Monday, November 12, 2007
Abraham Lincoln spent much of his time as a lawyer riding the law circuit in rural Illinois. In those days in the late 1840's and early 1850's, lawyers and judges would travel the "circuit" from small town to small town, trying local cases. These small towns were too lightly populated to support full-time legal officials, thus the circuit riders. It was from this circuit riding that many of the traditional stories about Lincoln have come down to us.
Lincoln was able to develop and refine his keen political sense while on the circuit. Every evening after the daily court sessions were over, he would swap stories with his companions, discuss the momentous issues facing the country at the time, and began friendships which lasted until his death.
One of his circuit companions was David Davis, a Maryland-born lawyer and judge. They traveled together very often and developed a deep friendship. During the 1860 Presidential campaign, Davis served as Lincoln's campaign manager.

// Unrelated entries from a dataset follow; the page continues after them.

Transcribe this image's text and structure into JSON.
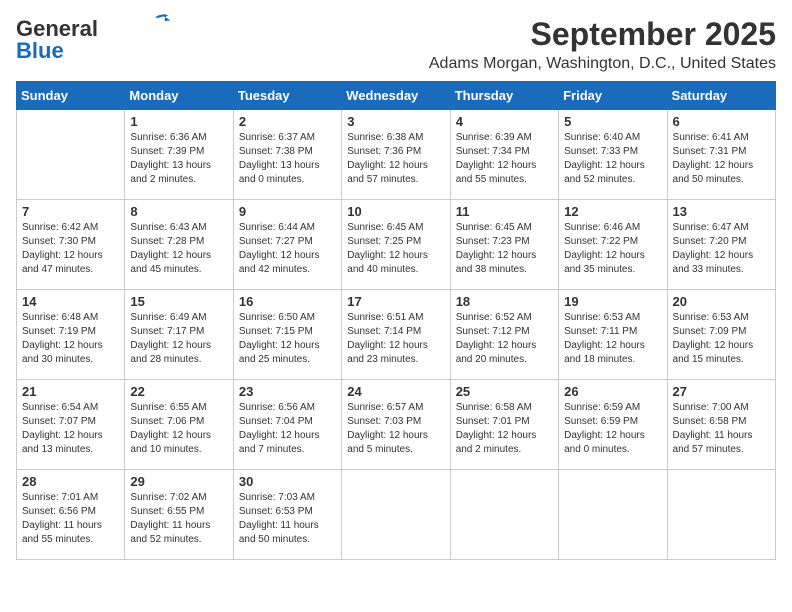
{
  "header": {
    "logo_line1": "General",
    "logo_line2": "Blue",
    "month_title": "September 2025",
    "location": "Adams Morgan, Washington, D.C., United States"
  },
  "days_of_week": [
    "Sunday",
    "Monday",
    "Tuesday",
    "Wednesday",
    "Thursday",
    "Friday",
    "Saturday"
  ],
  "weeks": [
    [
      {
        "day": "",
        "info": ""
      },
      {
        "day": "1",
        "info": "Sunrise: 6:36 AM\nSunset: 7:39 PM\nDaylight: 13 hours\nand 2 minutes."
      },
      {
        "day": "2",
        "info": "Sunrise: 6:37 AM\nSunset: 7:38 PM\nDaylight: 13 hours\nand 0 minutes."
      },
      {
        "day": "3",
        "info": "Sunrise: 6:38 AM\nSunset: 7:36 PM\nDaylight: 12 hours\nand 57 minutes."
      },
      {
        "day": "4",
        "info": "Sunrise: 6:39 AM\nSunset: 7:34 PM\nDaylight: 12 hours\nand 55 minutes."
      },
      {
        "day": "5",
        "info": "Sunrise: 6:40 AM\nSunset: 7:33 PM\nDaylight: 12 hours\nand 52 minutes."
      },
      {
        "day": "6",
        "info": "Sunrise: 6:41 AM\nSunset: 7:31 PM\nDaylight: 12 hours\nand 50 minutes."
      }
    ],
    [
      {
        "day": "7",
        "info": "Sunrise: 6:42 AM\nSunset: 7:30 PM\nDaylight: 12 hours\nand 47 minutes."
      },
      {
        "day": "8",
        "info": "Sunrise: 6:43 AM\nSunset: 7:28 PM\nDaylight: 12 hours\nand 45 minutes."
      },
      {
        "day": "9",
        "info": "Sunrise: 6:44 AM\nSunset: 7:27 PM\nDaylight: 12 hours\nand 42 minutes."
      },
      {
        "day": "10",
        "info": "Sunrise: 6:45 AM\nSunset: 7:25 PM\nDaylight: 12 hours\nand 40 minutes."
      },
      {
        "day": "11",
        "info": "Sunrise: 6:45 AM\nSunset: 7:23 PM\nDaylight: 12 hours\nand 38 minutes."
      },
      {
        "day": "12",
        "info": "Sunrise: 6:46 AM\nSunset: 7:22 PM\nDaylight: 12 hours\nand 35 minutes."
      },
      {
        "day": "13",
        "info": "Sunrise: 6:47 AM\nSunset: 7:20 PM\nDaylight: 12 hours\nand 33 minutes."
      }
    ],
    [
      {
        "day": "14",
        "info": "Sunrise: 6:48 AM\nSunset: 7:19 PM\nDaylight: 12 hours\nand 30 minutes."
      },
      {
        "day": "15",
        "info": "Sunrise: 6:49 AM\nSunset: 7:17 PM\nDaylight: 12 hours\nand 28 minutes."
      },
      {
        "day": "16",
        "info": "Sunrise: 6:50 AM\nSunset: 7:15 PM\nDaylight: 12 hours\nand 25 minutes."
      },
      {
        "day": "17",
        "info": "Sunrise: 6:51 AM\nSunset: 7:14 PM\nDaylight: 12 hours\nand 23 minutes."
      },
      {
        "day": "18",
        "info": "Sunrise: 6:52 AM\nSunset: 7:12 PM\nDaylight: 12 hours\nand 20 minutes."
      },
      {
        "day": "19",
        "info": "Sunrise: 6:53 AM\nSunset: 7:11 PM\nDaylight: 12 hours\nand 18 minutes."
      },
      {
        "day": "20",
        "info": "Sunrise: 6:53 AM\nSunset: 7:09 PM\nDaylight: 12 hours\nand 15 minutes."
      }
    ],
    [
      {
        "day": "21",
        "info": "Sunrise: 6:54 AM\nSunset: 7:07 PM\nDaylight: 12 hours\nand 13 minutes."
      },
      {
        "day": "22",
        "info": "Sunrise: 6:55 AM\nSunset: 7:06 PM\nDaylight: 12 hours\nand 10 minutes."
      },
      {
        "day": "23",
        "info": "Sunrise: 6:56 AM\nSunset: 7:04 PM\nDaylight: 12 hours\nand 7 minutes."
      },
      {
        "day": "24",
        "info": "Sunrise: 6:57 AM\nSunset: 7:03 PM\nDaylight: 12 hours\nand 5 minutes."
      },
      {
        "day": "25",
        "info": "Sunrise: 6:58 AM\nSunset: 7:01 PM\nDaylight: 12 hours\nand 2 minutes."
      },
      {
        "day": "26",
        "info": "Sunrise: 6:59 AM\nSunset: 6:59 PM\nDaylight: 12 hours\nand 0 minutes."
      },
      {
        "day": "27",
        "info": "Sunrise: 7:00 AM\nSunset: 6:58 PM\nDaylight: 11 hours\nand 57 minutes."
      }
    ],
    [
      {
        "day": "28",
        "info": "Sunrise: 7:01 AM\nSunset: 6:56 PM\nDaylight: 11 hours\nand 55 minutes."
      },
      {
        "day": "29",
        "info": "Sunrise: 7:02 AM\nSunset: 6:55 PM\nDaylight: 11 hours\nand 52 minutes."
      },
      {
        "day": "30",
        "info": "Sunrise: 7:03 AM\nSunset: 6:53 PM\nDaylight: 11 hours\nand 50 minutes."
      },
      {
        "day": "",
        "info": ""
      },
      {
        "day": "",
        "info": ""
      },
      {
        "day": "",
        "info": ""
      },
      {
        "day": "",
        "info": ""
      }
    ]
  ]
}
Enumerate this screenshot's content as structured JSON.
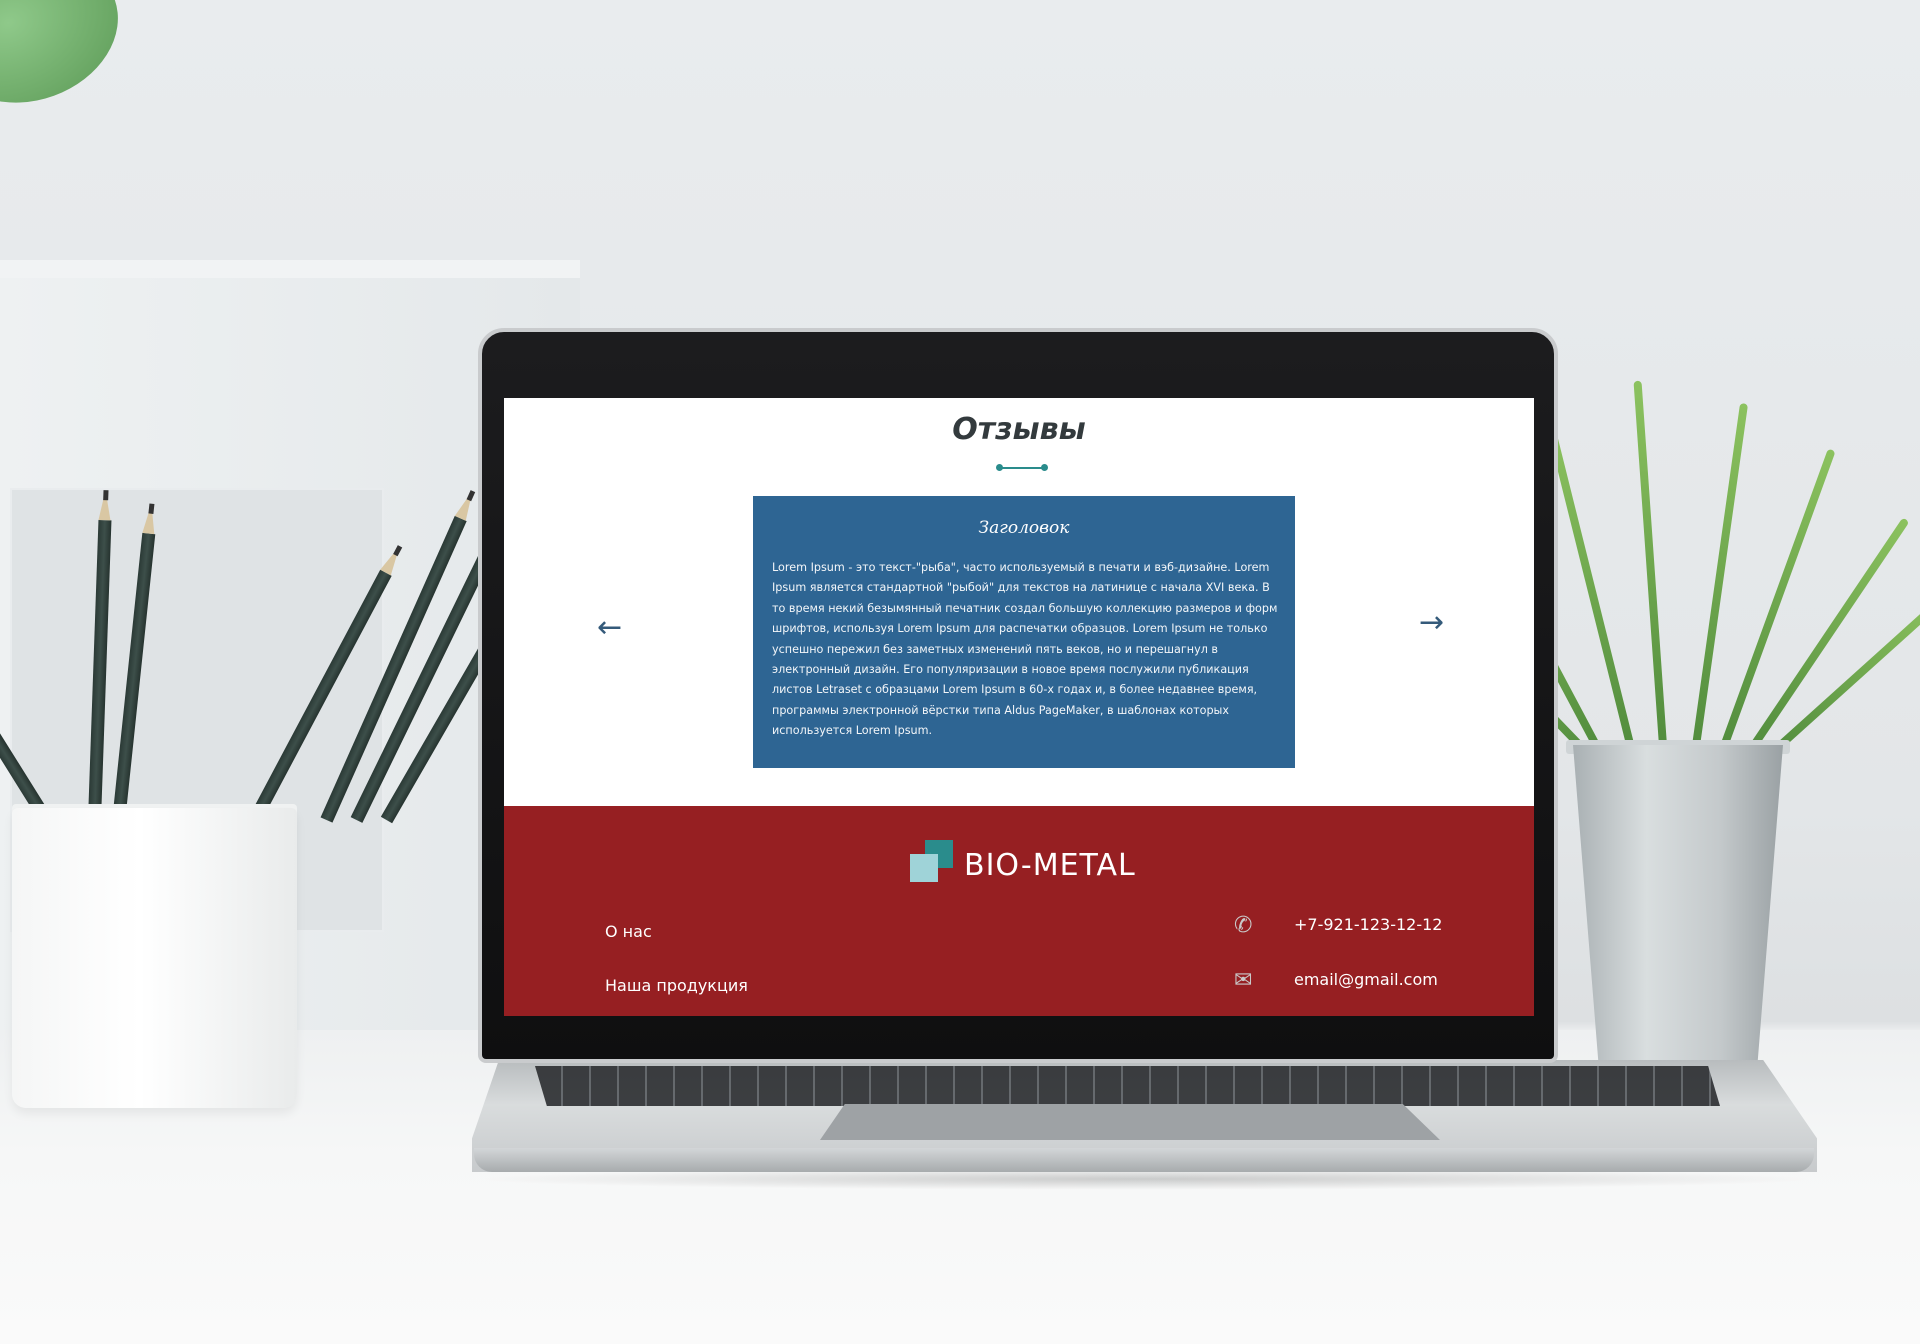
{
  "reviews": {
    "section_title": "Отзывы",
    "card_title": "Заголовок",
    "card_text": "Lorem Ipsum - это текст-\"рыба\", часто используемый в печати и вэб-дизайне. Lorem Ipsum является стандартной \"рыбой\" для текстов на латинице с начала XVI века. В то время некий безымянный печатник создал большую коллекцию размеров и форм шрифтов, используя Lorem Ipsum для распечатки образцов. Lorem Ipsum не только успешно пережил без заметных изменений пять веков, но и перешагнул в электронный дизайн. Его популяризации в новое время послужили публикация листов Letraset с образцами Lorem Ipsum в 60-х годах и, в более недавнее время, программы электронной вёрстки типа Aldus PageMaker, в шаблонах которых используется Lorem Ipsum.",
    "prev_arrow": "←",
    "next_arrow": "→"
  },
  "footer": {
    "brand": "BIO-METAL",
    "nav": [
      "О нас",
      "Наша продукция"
    ],
    "phone": "+7-921-123-12-12",
    "email": "email@gmail.com",
    "phone_icon": "phone-icon",
    "email_icon": "envelope-icon"
  },
  "colors": {
    "card_bg": "#2e6593",
    "footer_bg": "#961f22",
    "accent": "#2a8c8c",
    "logo_light": "#9fd3d8"
  }
}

Lincoln appointed judge Davis to the U.S. Supreme Court.
The above information is derived from a 1955 issue of American Heritage magazine, which can be read here.